Twitter Chats are a great way to meet like-minded people. Oftentimes, you’ll interact with someone on a Twitter Chat within your industry/vertical that you had no clue even existed. They weren’t a “lead” or anything for you, or anyone you were targeting in any way — but meeting them in a setting where you’re discussing shared passions can lead to a really productive business relationship.
That’s the good side.
Here’s the bad one.
I pick up followers here and there. I’d say 15-25 percent of the time after I grab a new follower, I get one of those auto DM Twitter tool messages that reads something like this:
“My name is ______. I built (name of product) for people like you. Join us here: (Link).”
The other version is:
“Let’s connect on LinkedIn (link) and Facebook (link) and Instagram (link) too.”
There are dozens of things wrong with this concept. Let’s run down a few.
What is the point of following someone on Twitter?
Best I can tell, these are some of the key reasons you’d follow someone on Twitter or add them on LinkedIn:
You actually know them
You’re interested in their ideas
You think they could be a client/customer
You did it by accident
Those are probably “The Big Four,” right? Except for the last bullet, everything is about building or fostering a relationship, yes? An auto-DM doesn’t do that at all.
Rather, it looks like you put an automated function aimed at getting followers for yourself over an actual relationship. Business isn’t supposed to work that way. The goal is supposed to be — ideally — relationships, then revenue.

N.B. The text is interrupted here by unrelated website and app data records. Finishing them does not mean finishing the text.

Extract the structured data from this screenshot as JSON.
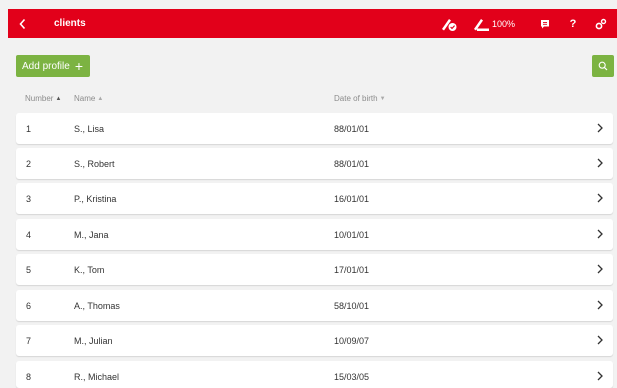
{
  "header": {
    "title": "clients",
    "battery_label": "100%",
    "accent_color": "#e2001a"
  },
  "toolbar": {
    "add_profile_label": "Add profile",
    "add_icon": "plus-icon",
    "search_icon": "search-icon",
    "button_color": "#7cb342"
  },
  "columns": {
    "number": "Number",
    "name": "Name",
    "dob": "Date of birth"
  },
  "rows": [
    {
      "number": "1",
      "name": "S., Lisa",
      "dob": "88/01/01"
    },
    {
      "number": "2",
      "name": "S., Robert",
      "dob": "88/01/01"
    },
    {
      "number": "3",
      "name": "P., Kristina",
      "dob": "16/01/01"
    },
    {
      "number": "4",
      "name": "M., Jana",
      "dob": "10/01/01"
    },
    {
      "number": "5",
      "name": "K., Tom",
      "dob": "17/01/01"
    },
    {
      "number": "6",
      "name": "A., Thomas",
      "dob": "58/10/01"
    },
    {
      "number": "7",
      "name": "M., Julian",
      "dob": "10/09/07"
    },
    {
      "number": "8",
      "name": "R., Michael",
      "dob": "15/03/05"
    }
  ]
}
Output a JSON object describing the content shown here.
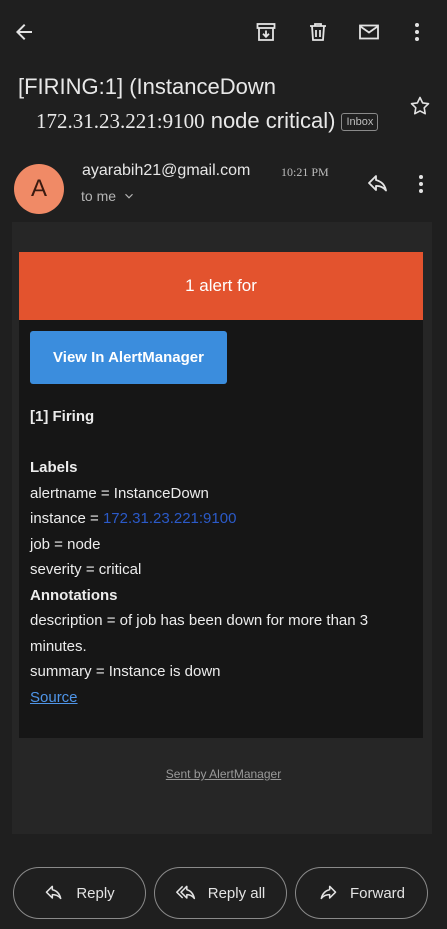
{
  "subject": {
    "line1": "[FIRING:1]  (InstanceDown",
    "line2_ip": "172.31.23.221:9100",
    "line2_rest": " node critical)",
    "label": "Inbox"
  },
  "message": {
    "avatar_letter": "A",
    "sender": "ayarabih21@gmail.com",
    "time": "10:21 PM",
    "recipient": "to me"
  },
  "alert": {
    "banner": "1 alert for",
    "button": "View In AlertManager",
    "firing": "[1] Firing",
    "labels_heading": "Labels",
    "alertname": "alertname = InstanceDown",
    "instance_prefix": "instance = ",
    "instance_value": "172.31.23.221:9100",
    "job": "job = node",
    "severity": "severity = critical",
    "annotations_heading": "Annotations",
    "description_1": "description = of job has been down for more than 3",
    "description_2": "minutes.",
    "summary": "summary = Instance is down",
    "source": "Source"
  },
  "footer_text": "Sent by AlertManager",
  "actions": {
    "reply": "Reply",
    "reply_all": "Reply all",
    "forward": "Forward"
  },
  "colors": {
    "banner": "#e3532e",
    "button": "#3b8ddd",
    "avatar": "#f08a66",
    "background": "#1f1f1f"
  }
}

An auto-DM sends the idea that you want the connection, the next step, or someone to look at your product — the revenue side, somewhat — before you build the actual relationship.
Why do relationships matter in marketing?
In essence, the science of marketing is relationships — although we often confuse it by talking about KPIs, ROI, deliverables, tasks, campaigns, Periscope streams, our 2:30pm meetings, our next conference call, and a whole host of other things.
Marketing is a support function for sales. You help define the value of your product/service (or in some cases on Twitter/LinkedIn, yourself), and then based on the information, content, and context you provided, someone decides whether they want to spend money on/with you.
When you auto DM, it’s not about the relationship up front. It’s essentially about the sale first. It’s tedious.
What should you do instead of the auto-DM?
How about you focus on the first word of the term “social media” and attempt to be social? Here are some ideas:
Tell the person how you found them and what interested you
Look at the person’s bio and think how their links/description relates to your interests and work
Tell them what you’re working on and invite them to say the same
Ask them what resources in their field they particularly admire
Be organic and have a conversation — don’t just fire off automated messages
This is a major issue with the whole concept of ‘automation’ in marketing. Consultants and ‘marketing experts’ rush in screaming about ‘scale’ and the like, and so marketers believe they absolutely must be automated. In reality, most automation suites aren’t adaptive, and they end up creating behaviors that can turn off your fans and customers.
What should you remember above all else?
Social media is about two things, ostensibly:
When you do an auto-DM, you are doing neither of those things.
Ted Bauer is a freelance writer, editor, and marketer based in Fort Worth, Texas. He’s originally from New York City but has lived in many different U.S. cities. He’s worked for companies as diverse as ESPN, PBS, the Houston Independent School District, and McKesson. He blogs daily at The Context of Things.